Germany as a whole can be divided into three major geographic regions: the low-lying N German plain, the central German uplands, and, in the south, the ranges of the Central Alps and other uplands. The climate is temperate although there is considerable variation. Almost two thirds of the country's extensive forests are coniferous; among the broadleafs, beech predominates.
N Germany, drained by the Ems, Weser, Elbe, and Oder rivers, is heavily farmed, despite poor soil; crops include wheat, rye, barley, oats, potatoes, and sugar beets. Dairy cattle are widely raised, especially in Schleswig-Holstein; pork, beef, and chicken are other livestock products. The region also includes the major industrial and transportation centers of Kiel, Rostock Hamburg, Bremen, Hanover, and Magdeburg, as well as Berlin.
The central uplands include the Rhenish Slate and Harz mts., and the Thuringian Forest. The Rhine River runs through W Germany and, between Bingen and Bonn, flows through a steep gorge, famous for its scenery, vineyards, and castles. Along the northern rim of the Rhenish Slate Mts. lies Germany's chief mining and industrial region, which includes the Ruhr and Saar basins and takes in the cities of Düsseldorf, Duisburg, Krefeld, Essen, Wuppertal, Bochum, Gelsenkirchen, and Dortmund. In the east, industrial centers are located along and near the Elbe River and its tributaries. The major cities include Leipzig, Dresden, Chemnitz, Halle, and Erfurt. The southern section of the Rhineland, which contains the Eifel and Hunsrück mts., is largely agricultural and has famous vineyards, especially in the Moselle valley.
The southern part of Germany is drained by the Danube, Iller, Lech, Isar, Inn, Neckar, and Main rivers. Rising to the Zugspitze (9,721 ft/2,963 m) in the Bavarian Alps, the highest point in Germany, it consists of plateaus and forested mountains, e.g., the Black Forest, the highlands of Swabia, and the Bohemian Forest. Lake Constance, in the Alps, is a popular tourist area. Notable agricultural products of the region are fruit, wheat, barley, and dairy goods. Important industrial centers include Munich, Frankfurt, Augsburg, Nuremberg, Stuttgart, and Karlsruhe.

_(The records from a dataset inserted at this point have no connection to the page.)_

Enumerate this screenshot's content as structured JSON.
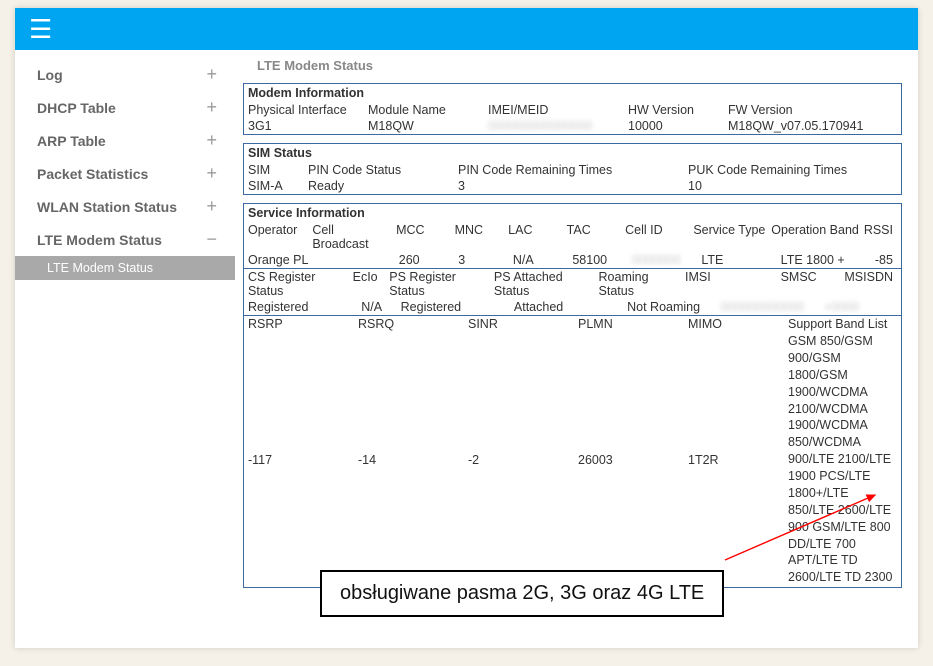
{
  "sidebar": {
    "items": [
      {
        "label": "Log",
        "expanded": false
      },
      {
        "label": "DHCP Table",
        "expanded": false
      },
      {
        "label": "ARP Table",
        "expanded": false
      },
      {
        "label": "Packet Statistics",
        "expanded": false
      },
      {
        "label": "WLAN Station Status",
        "expanded": false
      },
      {
        "label": "LTE Modem Status",
        "expanded": true
      }
    ],
    "subitem": "LTE Modem Status"
  },
  "page_title": "LTE Modem Status",
  "modem_info": {
    "heading": "Modem Information",
    "headers": [
      "Physical Interface",
      "Module Name",
      "IMEI/MEID",
      "HW Version",
      "FW Version"
    ],
    "values": [
      "3G1",
      "M18QW",
      "",
      "10000",
      "M18QW_v07.05.170941"
    ]
  },
  "sim_status": {
    "heading": "SIM Status",
    "headers": [
      "SIM",
      "PIN Code Status",
      "PIN Code Remaining Times",
      "PUK Code Remaining Times"
    ],
    "values": [
      "SIM-A",
      "Ready",
      "3",
      "10"
    ]
  },
  "service_info": {
    "heading": "Service Information",
    "row1_headers": [
      "Operator",
      "Cell Broadcast",
      "MCC",
      "MNC",
      "LAC",
      "TAC",
      "Cell ID",
      "Service Type",
      "Operation Band",
      "RSSI"
    ],
    "row1_values": [
      "Orange PL",
      "",
      "260",
      "3",
      "N/A",
      "58100",
      "",
      "LTE",
      "LTE 1800 +",
      "-85"
    ],
    "row2_headers": [
      "CS Register Status",
      "EcIo",
      "PS Register Status",
      "PS Attached Status",
      "Roaming Status",
      "IMSI",
      "SMSC",
      "MSISDN"
    ],
    "row2_values": [
      "Registered",
      "N/A",
      "Registered",
      "Attached",
      "Not Roaming",
      "",
      "",
      ""
    ],
    "row3_headers": [
      "RSRP",
      "RSRQ",
      "SINR",
      "PLMN",
      "MIMO",
      "Support Band List"
    ],
    "row3_values": [
      "-117",
      "-14",
      "-2",
      "26003",
      "1T2R",
      "GSM 850/GSM 900/GSM 1800/GSM 1900/WCDMA 2100/WCDMA 1900/WCDMA 850/WCDMA 900/LTE 2100/LTE 1900 PCS/LTE 1800+/LTE 850/LTE 2600/LTE 900 GSM/LTE 800 DD/LTE 700 APT/LTE TD 2600/LTE TD 2300"
    ]
  },
  "callout": "obsługiwane pasma 2G, 3G oraz 4G LTE"
}
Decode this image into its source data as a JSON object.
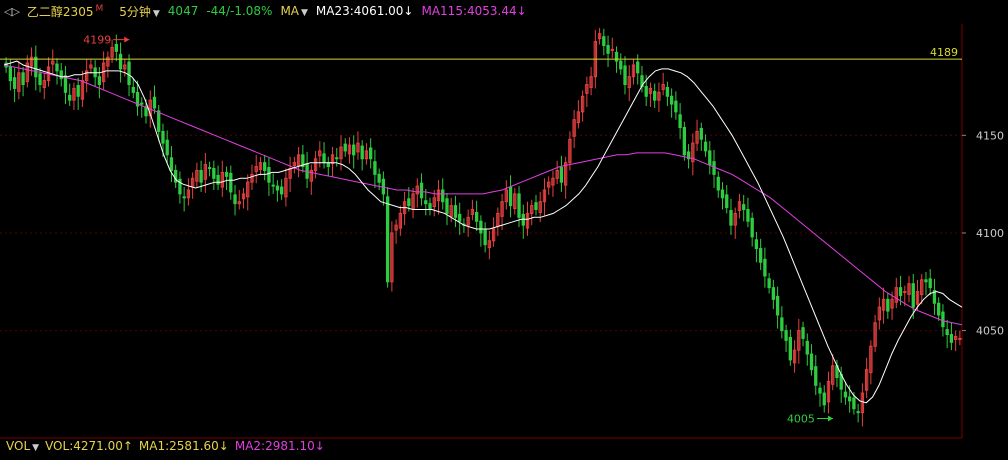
{
  "header": {
    "nav_icons": "◁▷",
    "symbol": "乙二醇2305",
    "symbol_flag": "M",
    "period": "5分钟",
    "last_price": "4047",
    "change": "-44/-1.08%",
    "ma_button": "MA",
    "ma23_text": "MA23:4061.00↓",
    "ma115_text": "MA115:4053.44↓"
  },
  "volume_bar": {
    "label": "VOL",
    "vol_text": "VOL:4271.00↑",
    "ma1_text": "MA1:2581.60↓",
    "ma2_text": "MA2:2981.10↓"
  },
  "colors": {
    "background": "#000000",
    "up": "#e84040",
    "down": "#2ecc40",
    "ma23": "#ffffff",
    "ma115": "#e040e0",
    "reference_line": "#d8d830",
    "grid": "#5a0000"
  },
  "chart_data": {
    "type": "line",
    "subtype": "candlestick",
    "title": "",
    "ylim": [
      3995,
      4207
    ],
    "y_ticks": [
      4050,
      4100,
      4150
    ],
    "grid": true,
    "reference_line": {
      "value": 4189,
      "label": "4189"
    },
    "annotations": [
      {
        "text": "4199",
        "x": 30,
        "y": 4199,
        "arrow": "right"
      },
      {
        "text": "4005",
        "x": 196,
        "y": 4005,
        "arrow": "right"
      }
    ],
    "close_series": [
      4185,
      4178,
      4174,
      4182,
      4176,
      4187,
      4190,
      4180,
      4176,
      4178,
      4185,
      4188,
      4183,
      4179,
      4172,
      4168,
      4174,
      4170,
      4178,
      4183,
      4186,
      4180,
      4176,
      4187,
      4190,
      4195,
      4193,
      4184,
      4186,
      4176,
      4172,
      4165,
      4166,
      4160,
      4168,
      4164,
      4152,
      4146,
      4140,
      4132,
      4126,
      4120,
      4118,
      4122,
      4128,
      4132,
      4126,
      4135,
      4133,
      4128,
      4125,
      4131,
      4129,
      4121,
      4115,
      4116,
      4120,
      4126,
      4130,
      4134,
      4136,
      4132,
      4126,
      4124,
      4122,
      4120,
      4128,
      4133,
      4136,
      4140,
      4134,
      4128,
      4132,
      4138,
      4142,
      4136,
      4134,
      4140,
      4138,
      4144,
      4142,
      4145,
      4140,
      4146,
      4138,
      4142,
      4138,
      4130,
      4126,
      4120,
      4075,
      4100,
      4104,
      4110,
      4116,
      4114,
      4120,
      4124,
      4118,
      4115,
      4112,
      4118,
      4122,
      4116,
      4110,
      4114,
      4108,
      4106,
      4104,
      4108,
      4112,
      4106,
      4100,
      4094,
      4096,
      4102,
      4110,
      4116,
      4122,
      4114,
      4120,
      4108,
      4104,
      4110,
      4114,
      4112,
      4116,
      4122,
      4126,
      4128,
      4132,
      4126,
      4136,
      4148,
      4158,
      4162,
      4170,
      4176,
      4180,
      4198,
      4202,
      4196,
      4192,
      4194,
      4188,
      4184,
      4176,
      4180,
      4186,
      4182,
      4175,
      4170,
      4174,
      4168,
      4172,
      4176,
      4170,
      4166,
      4162,
      4154,
      4140,
      4138,
      4146,
      4152,
      4148,
      4142,
      4135,
      4130,
      4122,
      4118,
      4113,
      4104,
      4110,
      4116,
      4112,
      4106,
      4098,
      4092,
      4085,
      4078,
      4072,
      4066,
      4058,
      4050,
      4045,
      4035,
      4040,
      4050,
      4046,
      4038,
      4030,
      4022,
      4018,
      4012,
      4024,
      4032,
      4026,
      4020,
      4016,
      4014,
      4010,
      4008,
      4018,
      4030,
      4042,
      4054,
      4062,
      4066,
      4060,
      4066,
      4072,
      4068,
      4070,
      4074,
      4062,
      4070,
      4076,
      4075,
      4072,
      4064,
      4058,
      4052,
      4048,
      4044,
      4047,
      4046
    ],
    "ma23_values": [
      4186,
      4187,
      4188,
      4186,
      4185,
      4184,
      4183,
      4182,
      4181,
      4180,
      4180,
      4181,
      4181,
      4182,
      4182,
      4182,
      4183,
      4183,
      4183,
      4182,
      4180,
      4176,
      4169,
      4160,
      4150,
      4140,
      4132,
      4127,
      4125,
      4124,
      4123,
      4124,
      4125,
      4126,
      4126,
      4127,
      4127,
      4128,
      4128,
      4129,
      4130,
      4130,
      4131,
      4131,
      4132,
      4133,
      4134,
      4135,
      4136,
      4136,
      4136,
      4136,
      4136,
      4135,
      4133,
      4130,
      4126,
      4122,
      4119,
      4116,
      4115,
      4114,
      4113,
      4113,
      4112,
      4112,
      4112,
      4112,
      4111,
      4110,
      4108,
      4106,
      4104,
      4103,
      4102,
      4102,
      4102,
      4103,
      4104,
      4105,
      4106,
      4107,
      4107,
      4108,
      4108,
      4109,
      4110,
      4112,
      4114,
      4117,
      4120,
      4124,
      4129,
      4134,
      4140,
      4146,
      4152,
      4158,
      4164,
      4170,
      4176,
      4180,
      4183,
      4184,
      4184,
      4183,
      4182,
      4180,
      4177,
      4173,
      4169,
      4165,
      4160,
      4155,
      4150,
      4144,
      4138,
      4132,
      4126,
      4119,
      4112,
      4105,
      4098,
      4090,
      4082,
      4074,
      4066,
      4058,
      4050,
      4042,
      4035,
      4028,
      4022,
      4017,
      4014,
      4013,
      4016,
      4022,
      4030,
      4038,
      4045,
      4051,
      4057,
      4062,
      4066,
      4069,
      4070,
      4069,
      4066,
      4064,
      4062
    ],
    "ma115_values": [
      4186,
      4185,
      4184,
      4183,
      4182,
      4181,
      4180,
      4179,
      4178,
      4176,
      4174,
      4172,
      4170,
      4168,
      4166,
      4164,
      4162,
      4160,
      4158,
      4156,
      4154,
      4152,
      4150,
      4148,
      4146,
      4144,
      4142,
      4140,
      4138,
      4136,
      4134,
      4132,
      4131,
      4130,
      4129,
      4128,
      4127,
      4126,
      4125,
      4124,
      4123,
      4122,
      4122,
      4121,
      4121,
      4120,
      4120,
      4120,
      4120,
      4120,
      4120,
      4121,
      4122,
      4124,
      4126,
      4128,
      4130,
      4132,
      4134,
      4135,
      4136,
      4137,
      4138,
      4139,
      4140,
      4140,
      4141,
      4141,
      4141,
      4141,
      4140,
      4139,
      4138,
      4136,
      4134,
      4132,
      4130,
      4127,
      4124,
      4121,
      4118,
      4114,
      4110,
      4106,
      4102,
      4098,
      4094,
      4090,
      4086,
      4082,
      4078,
      4074,
      4070,
      4067,
      4064,
      4061,
      4059,
      4057,
      4055,
      4054,
      4053
    ]
  }
}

About one third of the population is Protestant, mostly in the north, and one third is Roman Catholic, primarily in the south and west. There is a small Jewish minority. About half the population in the area that was formerly East Germany has no religious affiliation. Catholic and Protestant churches and Jewish synagogues receive government support through a church surtax levied on members of these denominations. Virtually all citizens of the country speak German. Danes, Frisians, Romani (Gypsies), and Sorbs or Wends comprise the indigenous non-German-speaking minorities. Since the early 1970s, millions of "guest workers" from other countries (mostly former Yugoslavia, plus Turkey and Italy) have come to Germany for employment. These residents include about 2 million Muslims, mainly Turks and Kurds.